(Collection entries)
++++++++++++++++++++

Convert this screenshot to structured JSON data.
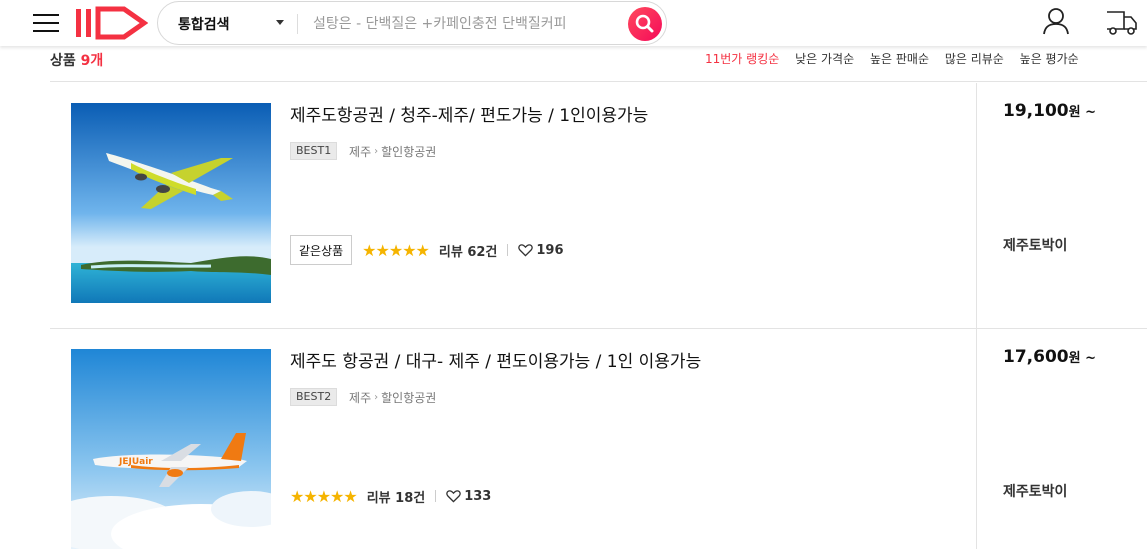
{
  "header": {
    "search_category": "통합검색",
    "search_placeholder": "설탕은 - 단백질은 +카페인충전 단백질커피"
  },
  "sort_bar": {
    "count_label": "상품",
    "count_value": "9개",
    "options": [
      "11번가 랭킹순",
      "낮은 가격순",
      "높은 판매순",
      "많은 리뷰순",
      "높은 평가순"
    ]
  },
  "products": [
    {
      "title": "제주도항공권 / 청주-제주/ 편도가능 / 1인이용가능",
      "badge": "BEST1",
      "category_path": [
        "제주",
        "할인항공권"
      ],
      "same_product_label": "같은상품",
      "rating_stars": "★★★★★",
      "rating": 5,
      "review_text": "리뷰 62건",
      "likes": "196",
      "price": "19,100",
      "price_unit": "원 ~",
      "seller": "제주토박이"
    },
    {
      "title": "제주도 항공권 / 대구- 제주 / 편도이용가능 / 1인 이용가능",
      "badge": "BEST2",
      "category_path": [
        "제주",
        "할인항공권"
      ],
      "rating_stars": "★★★★★",
      "rating": 5,
      "review_text": "리뷰 18건",
      "likes": "133",
      "price": "17,600",
      "price_unit": "원 ~",
      "seller": "제주토박이"
    }
  ],
  "colors": {
    "brand": "#f43142",
    "star": "#f5b400",
    "search_button": "#f50a5a"
  }
}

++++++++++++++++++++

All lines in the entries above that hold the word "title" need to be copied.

      "title": "제주도항공권 / 청주-제주/ 편도가능 / 1인이용가능",
      "title": "제주도 항공권 / 대구- 제주 / 편도이용가능 / 1인 이용가능",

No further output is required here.